Last week, I attended a public lecture by Tobias Wolff and was reminded yet again about how much I enjoy him as a writer. Old School is his only novel. He has a lot of short stories and a memoir. The title of the memoir is This Boy's Life and it was made into a movie with Leonardo DiCaprio playing Wolff and Robert DeNiro playing his abusive stepfather. The book was so harrowing that I knew I couldn't stand to watch the movie. But that's a different thread. Wolff is currently a professor at Stanford University near San Francisco, California. While this is fiction, much of it is based on Wolff's really unusual life. He grew up solidly working class in Florida and Concrete, Washington (yes, the place exists). His mother was a big reader, but no one else was and his high school English class consisted of learning to write a business letter.

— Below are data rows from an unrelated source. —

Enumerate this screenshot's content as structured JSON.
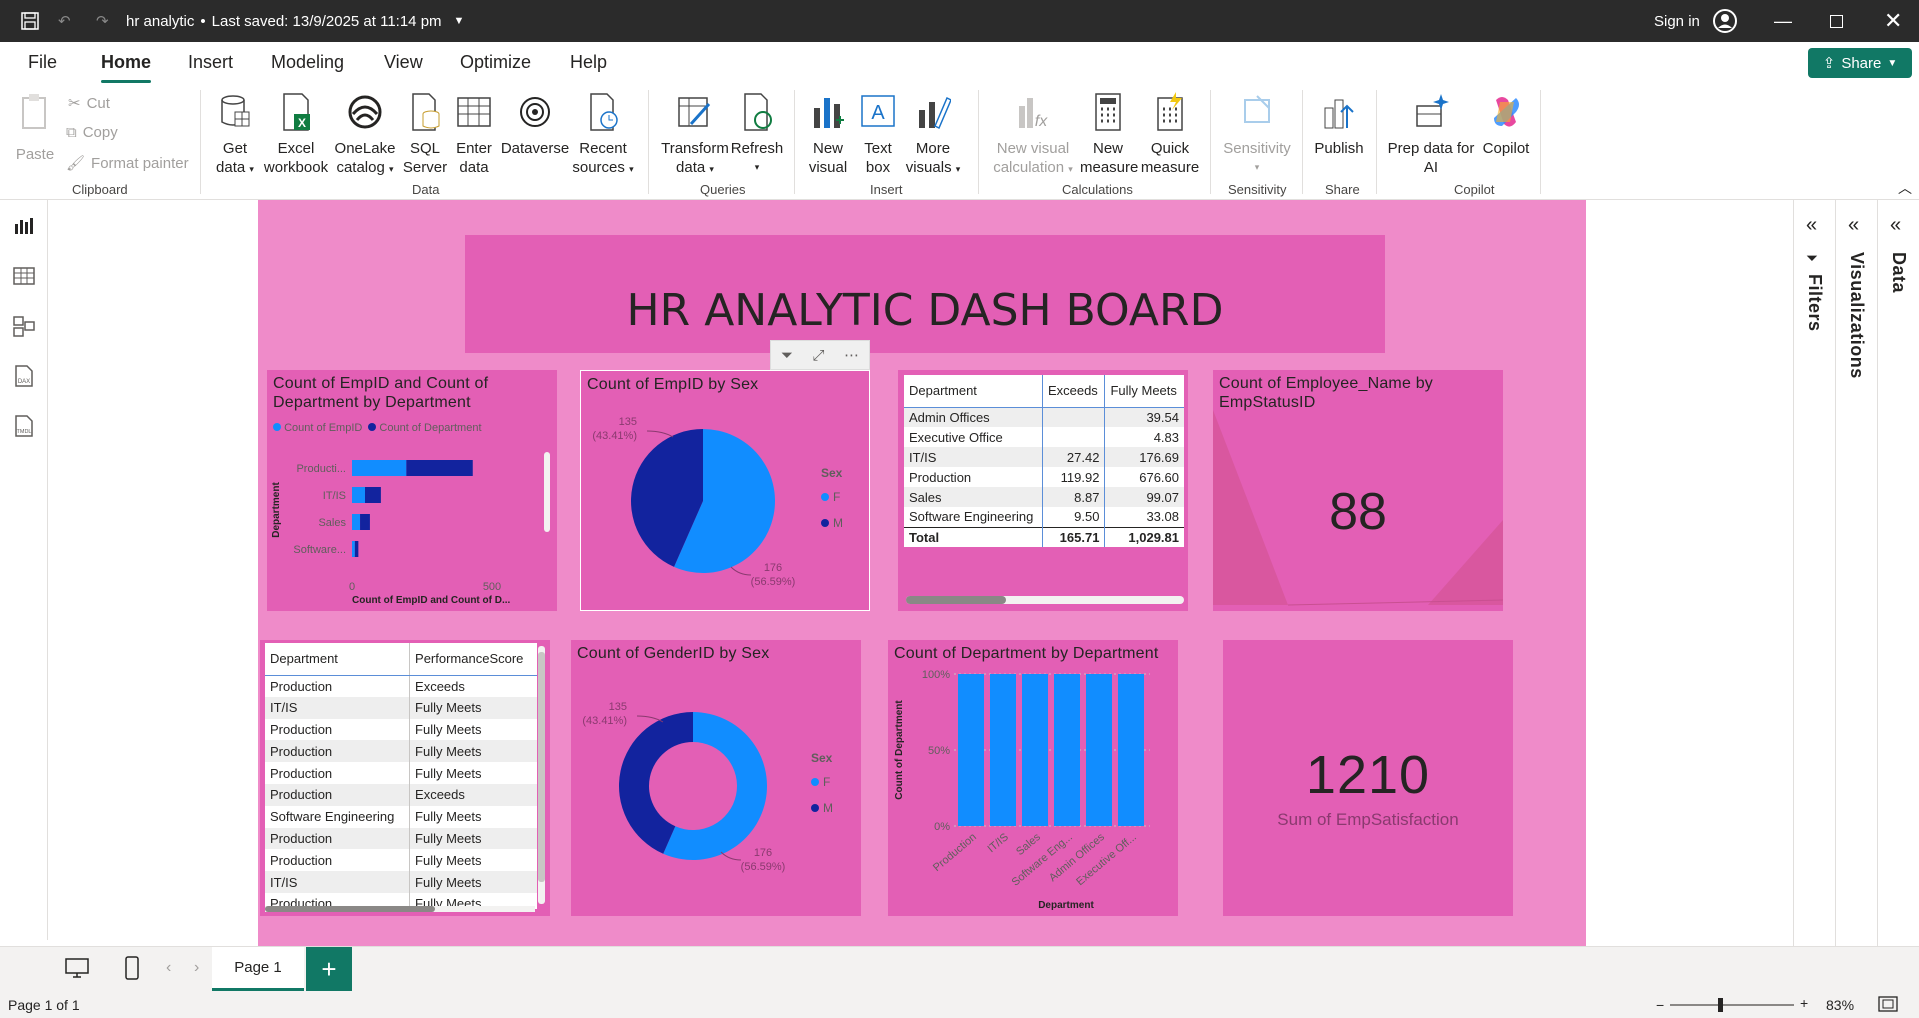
{
  "titlebar": {
    "title": "hr analytic",
    "bullet": "•",
    "saved": "Last saved: 13/9/2025 at 11:14 pm",
    "sign_in": "Sign in"
  },
  "menu": [
    "File",
    "Home",
    "Insert",
    "Modeling",
    "View",
    "Optimize",
    "Help"
  ],
  "share_label": "Share",
  "ribbon": {
    "clipboard": {
      "paste": "Paste",
      "cut": "Cut",
      "copy": "Copy",
      "format_painter": "Format painter",
      "group": "Clipboard"
    },
    "data": {
      "get_data": [
        "Get",
        "data"
      ],
      "excel": [
        "Excel",
        "workbook"
      ],
      "onelake": [
        "OneLake",
        "catalog"
      ],
      "sql": [
        "SQL",
        "Server"
      ],
      "enter": [
        "Enter",
        "data"
      ],
      "dataverse": "Dataverse",
      "recent": [
        "Recent",
        "sources"
      ],
      "group": "Data"
    },
    "queries": {
      "transform": [
        "Transform",
        "data"
      ],
      "refresh": "Refresh",
      "group": "Queries"
    },
    "insert": {
      "new_visual": [
        "New",
        "visual"
      ],
      "text_box": [
        "Text",
        "box"
      ],
      "more_visuals": [
        "More",
        "visuals"
      ],
      "group": "Insert"
    },
    "calculations": {
      "new_visual_calc": [
        "New visual",
        "calculation"
      ],
      "new_measure": [
        "New",
        "measure"
      ],
      "quick_measure": [
        "Quick",
        "measure"
      ],
      "group": "Calculations"
    },
    "sensitivity": {
      "label": "Sensitivity",
      "group": "Sensitivity"
    },
    "share": {
      "publish": "Publish",
      "group": "Share"
    },
    "copilot": {
      "prep": [
        "Prep data for",
        "AI"
      ],
      "copilot": "Copilot",
      "group": "Copilot"
    }
  },
  "dashboard": {
    "title": "HR ANALYTIC DASH BOARD",
    "bar_visual": {
      "title": [
        "Count of EmpID and Count of",
        "Department by Department"
      ],
      "legend": [
        "Count of EmpID",
        "Count of Department"
      ],
      "yaxis": "Department",
      "xaxis": "Count of EmpID and Count of D...",
      "ticks": [
        "0",
        "500"
      ]
    },
    "pie_visual": {
      "title": "Count of EmpID by Sex",
      "legend_title": "Sex",
      "legend": [
        "F",
        "M"
      ],
      "label_m": [
        "135",
        "(43.41%)"
      ],
      "label_f": [
        "176",
        "(56.59%)"
      ]
    },
    "matrix": {
      "headers": [
        "Department",
        "Exceeds",
        "Fully Meets"
      ],
      "rows": [
        [
          "Admin Offices",
          "",
          "39.54"
        ],
        [
          "Executive Office",
          "",
          "4.83"
        ],
        [
          "IT/IS",
          "27.42",
          "176.69"
        ],
        [
          "Production",
          "119.92",
          "676.60"
        ],
        [
          "Sales",
          "8.87",
          "99.07"
        ],
        [
          "Software Engineering",
          "9.50",
          "33.08"
        ]
      ],
      "total": [
        "Total",
        "165.71",
        "1,029.81"
      ]
    },
    "card1": {
      "title": [
        "Count of Employee_Name by",
        "EmpStatusID"
      ],
      "value": "88"
    },
    "perf_table": {
      "headers": [
        "Department",
        "PerformanceScore"
      ],
      "rows": [
        [
          "Production",
          "Exceeds"
        ],
        [
          "IT/IS",
          "Fully Meets"
        ],
        [
          "Production",
          "Fully Meets"
        ],
        [
          "Production",
          "Fully Meets"
        ],
        [
          "Production",
          "Fully Meets"
        ],
        [
          "Production",
          "Exceeds"
        ],
        [
          "Software Engineering",
          "Fully Meets"
        ],
        [
          "Production",
          "Fully Meets"
        ],
        [
          "Production",
          "Fully Meets"
        ],
        [
          "IT/IS",
          "Fully Meets"
        ],
        [
          "Production",
          "Fully Meets"
        ]
      ]
    },
    "donut_visual": {
      "title": "Count of GenderID by Sex",
      "legend_title": "Sex",
      "legend": [
        "F",
        "M"
      ],
      "label_m": [
        "135",
        "(43.41%)"
      ],
      "label_f": [
        "176",
        "(56.59%)"
      ]
    },
    "col_visual": {
      "title": "Count of Department by Department",
      "yaxis": "Count of Department",
      "xaxis": "Department",
      "yticks": [
        "100%",
        "50%",
        "0%"
      ]
    },
    "card2": {
      "value": "1210",
      "label": "Sum of EmpSatisfaction"
    }
  },
  "chart_data": [
    {
      "type": "bar",
      "title": "Count of EmpID and Count of Department by Department",
      "categories": [
        "Producti...",
        "IT/IS",
        "Sales",
        "Software..."
      ],
      "series": [
        {
          "name": "Count of EmpID",
          "values": [
            209,
            50,
            31,
            11
          ]
        },
        {
          "name": "Count of Department",
          "values": [
            209,
            50,
            31,
            11
          ]
        }
      ],
      "xlabel": "Count of EmpID and Count of D...",
      "ylabel": "Department",
      "xlim": [
        0,
        500
      ]
    },
    {
      "type": "pie",
      "title": "Count of EmpID by Sex",
      "categories": [
        "F",
        "M"
      ],
      "values": [
        176,
        135
      ],
      "percent": [
        56.59,
        43.41
      ]
    },
    {
      "type": "pie",
      "title": "Count of GenderID by Sex",
      "categories": [
        "F",
        "M"
      ],
      "values": [
        176,
        135
      ],
      "percent": [
        56.59,
        43.41
      ],
      "donut": true
    },
    {
      "type": "bar",
      "title": "Count of Department by Department",
      "categories": [
        "Production",
        "IT/IS",
        "Sales",
        "Software Eng...",
        "Admin Offices",
        "Executive Off..."
      ],
      "values": [
        100,
        100,
        100,
        100,
        100,
        100
      ],
      "ylabel": "Count of Department",
      "xlabel": "Department",
      "ylim": [
        0,
        100
      ],
      "unit": "%"
    }
  ],
  "colors": {
    "light_blue": "#118dff",
    "dark_blue": "#12239e",
    "panel": "#e35fb5",
    "page": "#ef8bc9",
    "accent": "#117865"
  },
  "tabs": {
    "page": "Page 1",
    "add": "+"
  },
  "status": {
    "page_info": "Page 1 of 1",
    "zoom": "83%"
  },
  "panes": {
    "filters": "Filters",
    "visualizations": "Visualizations",
    "data": "Data"
  }
}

He had to live through the hellish experiences with his step-father. Finally, through means that are explored in his memoir, he finagled admission and a scholarship to an elite East Coast boys' prep school and suddenly found himself immersed in a life where writing and literature were revered. In his lecture last week, he said that the it was as if he had gone to a different planet. In the book, a working class boy attends, on scholarship, an elite East Coast boys' prep school that is obsessed with literature. It is set during one year in the 1960s. During that year, three great writers are to visit the school, Robert Frost, Ayn Rand, and Earnest Hemingway. The boys compete to win a writing competition that is rewarded by a private audience with one of the writers. The writers don't come across very well, but it really doesn't matter. What they write and how their writing inspires the boys is what matters. A lot of the inspiration results in terribly derivative writing, which adds humor to the story. But in the end, the boys have learned a huge amount about writing and literature--and life. Tobias Wolff also visited my daughter's college in the Fall and the question she wanted to ask was whether his development as a writer followed the same arc of imitation of different favorite writers. She didn't get to ask the question, but answring that question was the focus of his lecture. He said that's exactly what happened. When he was a child, he loved the Albert Payson Terhune (as did I) and so he wrote a bunch of dog stories. A librarian suggested that, since he loved dogs, he should read Jack London and he did. He loved the stories so much that he wrote a bunch of wolf stories and insisted that everyone call him "Jack." Then he got into O'Henry books and so all of his stories had interesting twists at the end. Eventually, he found his own voice, but said that the period of imitating the voices of others was necessary for him to be ready to find his own voice. The book does have a twist that is not mirrored in Wolff's life. In the lecture, he said that that was frequently the case with fiction. You can take aspects of your personality or life and come up with consequences that never happened, but could have. Everyone I know who has read this book loves it. My daughter had to read it in high school (too early, I think) and again before her freshman year in college. She loved it both times and even read This Boy's Life at my urging. That will be a different thread.